------ The records
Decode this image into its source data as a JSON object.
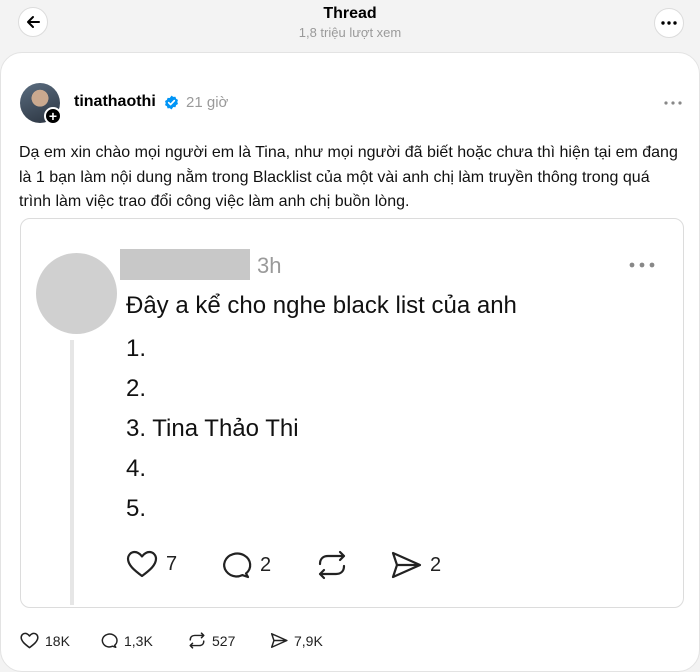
{
  "header": {
    "title": "Thread",
    "views": "1,8 triệu lượt xem"
  },
  "post": {
    "username": "tinathaothi",
    "time": "21 giờ",
    "text": "Dạ em xin chào mọi người em là Tina, như mọi người đã biết hoặc chưa thì hiện tại em đang là 1 bạn làm nội dung nằm trong Blacklist của một vài anh chị làm truyền thông trong quá trình làm việc trao đổi công việc làm anh chị buồn lòng.",
    "likes": "18K",
    "comments": "1,3K",
    "reposts": "527",
    "shares": "7,9K"
  },
  "quote": {
    "time": "3h",
    "lines": [
      "Đây a kể cho nghe black list của anh",
      "1.",
      "2.",
      "3. Tina Thảo Thi",
      "4.",
      "5."
    ],
    "likes": "7",
    "comments": "2",
    "shares": "2"
  },
  "colors": {
    "verified": "#0095f6",
    "muted": "#9a9a9a"
  },
  "icons": [
    "back-arrow-icon",
    "more-icon",
    "verified-icon",
    "heart-icon",
    "comment-icon",
    "repost-icon",
    "share-icon"
  ]
}
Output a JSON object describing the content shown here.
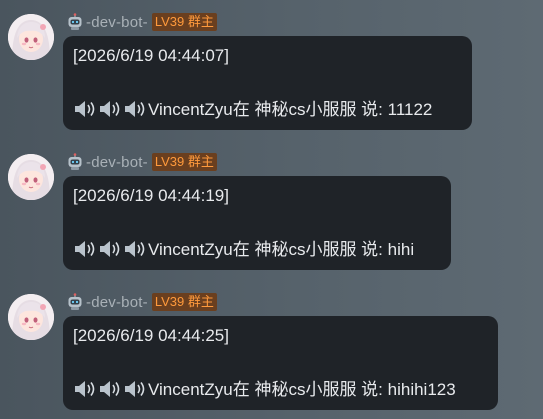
{
  "messages": [
    {
      "avatar_icon": "anime-girl-avatar",
      "bot_icon": "robot-icon",
      "username": "-dev-bot-",
      "badge": "LV39 群主",
      "timestamp": "[2026/6/19 04:44:07]",
      "speaker_icons": [
        "speaker-icon",
        "speaker-icon",
        "speaker-icon"
      ],
      "body_text": "VincentZyu在 神秘cs小服服 说: 11122"
    },
    {
      "avatar_icon": "anime-girl-avatar",
      "bot_icon": "robot-icon",
      "username": "-dev-bot-",
      "badge": "LV39 群主",
      "timestamp": "[2026/6/19 04:44:19]",
      "speaker_icons": [
        "speaker-icon",
        "speaker-icon",
        "speaker-icon"
      ],
      "body_text": "VincentZyu在 神秘cs小服服 说: hihi"
    },
    {
      "avatar_icon": "anime-girl-avatar",
      "bot_icon": "robot-icon",
      "username": "-dev-bot-",
      "badge": "LV39 群主",
      "timestamp": "[2026/6/19 04:44:25]",
      "speaker_icons": [
        "speaker-icon",
        "speaker-icon",
        "speaker-icon"
      ],
      "body_text": "VincentZyu在 神秘cs小服服 说: hihihi123"
    }
  ],
  "colors": {
    "background": "#56626b",
    "bubble": "#1f2328",
    "bubble_text": "#e8eaed",
    "username": "#a9b1b7",
    "badge_bg": "#6a3f1f",
    "badge_text": "#ff9a3c"
  }
}
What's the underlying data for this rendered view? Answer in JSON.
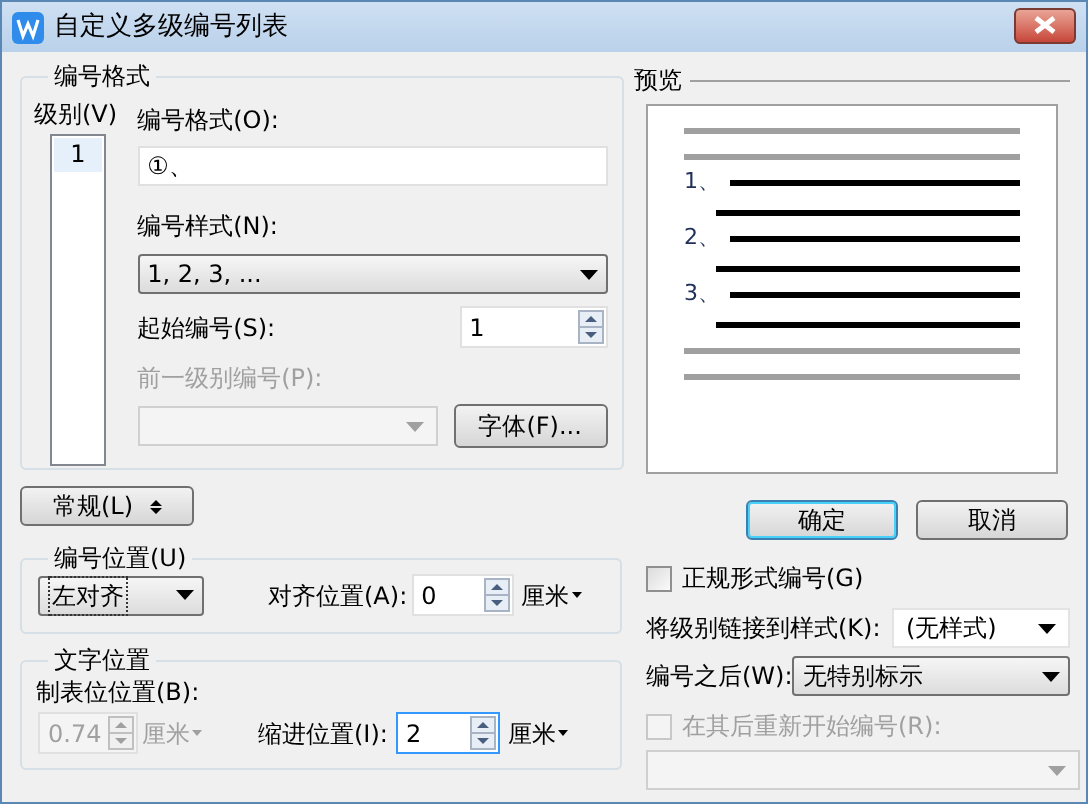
{
  "window": {
    "title": "自定义多级编号列表"
  },
  "number_format": {
    "title": "编号格式",
    "level_label": "级别(V)",
    "levels": [
      {
        "label": "1",
        "selected": true
      }
    ],
    "format_label": "编号格式(O):",
    "format_value": "①、",
    "style_label": "编号样式(N):",
    "style_value": "1, 2, 3, ...",
    "start_label": "起始编号(S):",
    "start_value": "1",
    "previous_label": "前一级别编号(P):",
    "previous_disabled": true,
    "font_button": "字体(F)..."
  },
  "preview": {
    "title": "预览",
    "numbers": [
      "1、",
      "2、",
      "3、"
    ]
  },
  "general_button": "常规(L)",
  "buttons": [
    {
      "label": "确定",
      "default": true
    },
    {
      "label": "取消",
      "default": false
    }
  ],
  "number_position": {
    "title": "编号位置(U)",
    "alignment": "左对齐",
    "align_at_label": "对齐位置(A):",
    "align_at_value": "0",
    "unit": "厘米"
  },
  "text_position": {
    "title": "文字位置",
    "tab_label": "制表位位置(B):",
    "tab_value": "0.74",
    "tab_disabled": true,
    "tab_unit": "厘米",
    "indent_label": "缩进位置(I):",
    "indent_value": "2",
    "indent_unit": "厘米"
  },
  "options": {
    "legal_label": "正规形式编号(G)",
    "legal_checked": false,
    "link_label": "将级别链接到样式(K):",
    "link_value": "(无样式)",
    "after_label": "编号之后(W):",
    "after_value": "无特别标示",
    "restart_label": "在其后重新开始编号(R):",
    "restart_checked": false,
    "restart_disabled": true
  }
}
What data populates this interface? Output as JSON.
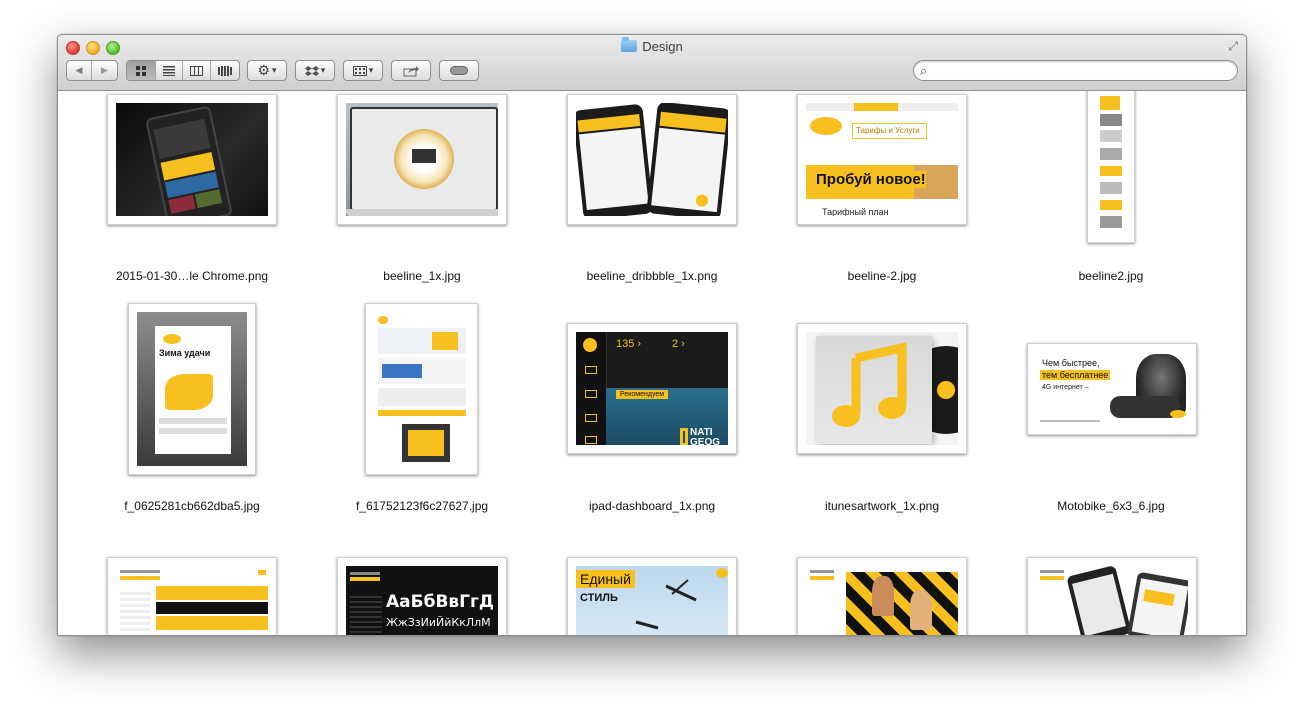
{
  "window": {
    "title": "Design"
  },
  "toolbar": {
    "back": "◀",
    "forward": "▶",
    "views": [
      "icon-view",
      "list-view",
      "column-view",
      "coverflow-view"
    ],
    "action_icon": "gear-icon",
    "dropbox_icon": "dropbox-icon",
    "arrange_icon": "arrange-icon",
    "share_icon": "share-icon",
    "tags_icon": "tags-icon",
    "chevron": "▾"
  },
  "search": {
    "placeholder": "",
    "value": ""
  },
  "files": [
    {
      "name": "2015-01-30…le Chrome.png"
    },
    {
      "name": "beeline_1x.jpg"
    },
    {
      "name": "beeline_dribbble_1x.png"
    },
    {
      "name": "beeline-2.jpg"
    },
    {
      "name": "beeline2.jpg"
    },
    {
      "name": "f_0625281cb662dba5.jpg"
    },
    {
      "name": "f_61752123f6c27627.jpg"
    },
    {
      "name": "ipad-dashboard_1x.png"
    },
    {
      "name": "itunesartwork_1x.png"
    },
    {
      "name": "Motobike_6x3_6.jpg"
    },
    {
      "name": ""
    },
    {
      "name": ""
    },
    {
      "name": ""
    },
    {
      "name": ""
    },
    {
      "name": ""
    }
  ],
  "thumb_text": {
    "beeline2_headline": "Пробуй новое!",
    "beeline2_tab": "Тарифы и Услуги",
    "beeline2_sub": "Тарифный план",
    "f06_title": "Зима удачи",
    "ipad_num1": "135 ›",
    "ipad_num2": "2 ›",
    "ipad_btn": "Рекомендуем",
    "ipad_nat": "NATI GEOG",
    "moto_line1": "Чем быстрее,",
    "moto_line2": "тем бесплатнее",
    "moto_line3": "4G интернет –",
    "font_specimen_1": "АаБбВвГгД",
    "font_specimen_2": "ЖжЗзИиЙйКкЛлМ",
    "edin_1": "Единый",
    "edin_2": "СТИЛЬ"
  },
  "colors": {
    "beeline_yellow": "#f7c01f",
    "dark": "#1a1a1a"
  }
}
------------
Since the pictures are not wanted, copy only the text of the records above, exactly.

Decode this image into its source data as a JSON object.
{
  "header": {
    "title": "Thread",
    "views": "1,8 triệu lượt xem"
  },
  "post": {
    "username": "tinathaothi",
    "time": "21 giờ",
    "text": "Dạ em xin chào mọi người em là Tina, như mọi người đã biết hoặc chưa thì hiện tại em đang là 1 bạn làm nội dung nằm trong Blacklist của một vài anh chị làm truyền thông trong quá trình làm việc trao đổi công việc làm anh chị buồn lòng.",
    "likes": "18K",
    "comments": "1,3K",
    "reposts": "527",
    "shares": "7,9K"
  },
  "quote": {
    "time": "3h",
    "lines": [
      "Đây a kể cho nghe black list của anh",
      "1.",
      "2.",
      "3. Tina Thảo Thi",
      "4.",
      "5."
    ],
    "likes": "7",
    "comments": "2",
    "shares": "2"
  },
  "colors": {
    "verified": "#0095f6",
    "muted": "#9a9a9a"
  },
  "icons": [
    "back-arrow-icon",
    "more-icon",
    "verified-icon",
    "heart-icon",
    "comment-icon",
    "repost-icon",
    "share-icon"
  ]
}
Output a JSON object describing the content shown here.
{
  "messages": [
    {
      "avatar_icon": "anime-girl-avatar",
      "bot_icon": "robot-icon",
      "username": "-dev-bot-",
      "badge": "LV39 群主",
      "timestamp": "[2026/6/19 04:44:07]",
      "speaker_icons": [
        "speaker-icon",
        "speaker-icon",
        "speaker-icon"
      ],
      "body_text": "VincentZyu在 神秘cs小服服 说: 11122"
    },
    {
      "avatar_icon": "anime-girl-avatar",
      "bot_icon": "robot-icon",
      "username": "-dev-bot-",
      "badge": "LV39 群主",
      "timestamp": "[2026/6/19 04:44:19]",
      "speaker_icons": [
        "speaker-icon",
        "speaker-icon",
        "speaker-icon"
      ],
      "body_text": "VincentZyu在 神秘cs小服服 说: hihi"
    },
    {
      "avatar_icon": "anime-girl-avatar",
      "bot_icon": "robot-icon",
      "username": "-dev-bot-",
      "badge": "LV39 群主",
      "timestamp": "[2026/6/19 04:44:25]",
      "speaker_icons": [
        "speaker-icon",
        "speaker-icon",
        "speaker-icon"
      ],
      "body_text": "VincentZyu在 神秘cs小服服 说: hihihi123"
    }
  ],
  "colors": {
    "background": "#56626b",
    "bubble": "#1f2328",
    "bubble_text": "#e8eaed",
    "username": "#a9b1b7",
    "badge_bg": "#6a3f1f",
    "badge_text": "#ff9a3c"
  }
}
What's the underlying data for this rendered view? Answer in JSON.
{
  "window": {
    "title": "自定义多级编号列表"
  },
  "number_format": {
    "title": "编号格式",
    "level_label": "级别(V)",
    "levels": [
      {
        "label": "1",
        "selected": true
      }
    ],
    "format_label": "编号格式(O):",
    "format_value": "①、",
    "style_label": "编号样式(N):",
    "style_value": "1, 2, 3, ...",
    "start_label": "起始编号(S):",
    "start_value": "1",
    "previous_label": "前一级别编号(P):",
    "previous_disabled": true,
    "font_button": "字体(F)..."
  },
  "preview": {
    "title": "预览",
    "numbers": [
      "1、",
      "2、",
      "3、"
    ]
  },
  "general_button": "常规(L)",
  "buttons": [
    {
      "label": "确定",
      "default": true
    },
    {
      "label": "取消",
      "default": false
    }
  ],
  "number_position": {
    "title": "编号位置(U)",
    "alignment": "左对齐",
    "align_at_label": "对齐位置(A):",
    "align_at_value": "0",
    "unit": "厘米"
  },
  "text_position": {
    "title": "文字位置",
    "tab_label": "制表位位置(B):",
    "tab_value": "0.74",
    "tab_disabled": true,
    "tab_unit": "厘米",
    "indent_label": "缩进位置(I):",
    "indent_value": "2",
    "indent_unit": "厘米"
  },
  "options": {
    "legal_label": "正规形式编号(G)",
    "legal_checked": false,
    "link_label": "将级别链接到样式(K):",
    "link_value": "(无样式)",
    "after_label": "编号之后(W):",
    "after_value": "无特别标示",
    "restart_label": "在其后重新开始编号(R):",
    "restart_checked": false,
    "restart_disabled": true
  }
}
What data populates this interface? Output as JSON.
{
  "window": {
    "title": "Design"
  },
  "toolbar": {
    "back": "◀",
    "forward": "▶",
    "views": [
      "icon-view",
      "list-view",
      "column-view",
      "coverflow-view"
    ],
    "action_icon": "gear-icon",
    "dropbox_icon": "dropbox-icon",
    "arrange_icon": "arrange-icon",
    "share_icon": "share-icon",
    "tags_icon": "tags-icon",
    "chevron": "▾"
  },
  "search": {
    "placeholder": "",
    "value": ""
  },
  "files": [
    {
      "name": "2015-01-30…le Chrome.png"
    },
    {
      "name": "beeline_1x.jpg"
    },
    {
      "name": "beeline_dribbble_1x.png"
    },
    {
      "name": "beeline-2.jpg"
    },
    {
      "name": "beeline2.jpg"
    },
    {
      "name": "f_0625281cb662dba5.jpg"
    },
    {
      "name": "f_61752123f6c27627.jpg"
    },
    {
      "name": "ipad-dashboard_1x.png"
    },
    {
      "name": "itunesartwork_1x.png"
    },
    {
      "name": "Motobike_6x3_6.jpg"
    },
    {
      "name": ""
    },
    {
      "name": ""
    },
    {
      "name": ""
    },
    {
      "name": ""
    },
    {
      "name": ""
    }
  ],
  "thumb_text": {
    "beeline2_headline": "Пробуй новое!",
    "beeline2_tab": "Тарифы и Услуги",
    "beeline2_sub": "Тарифный план",
    "f06_title": "Зима удачи",
    "ipad_num1": "135 ›",
    "ipad_num2": "2 ›",
    "ipad_btn": "Рекомендуем",
    "ipad_nat": "NATI GEOG",
    "moto_line1": "Чем быстрее,",
    "moto_line2": "тем бесплатнее",
    "moto_line3": "4G интернет –",
    "font_specimen_1": "АаБбВвГгД",
    "font_specimen_2": "ЖжЗзИиЙйКкЛлМ",
    "edin_1": "Единый",
    "edin_2": "СТИЛЬ"
  },
  "colors": {
    "beeline_yellow": "#f7c01f",
    "dark": "#1a1a1a"
  }
}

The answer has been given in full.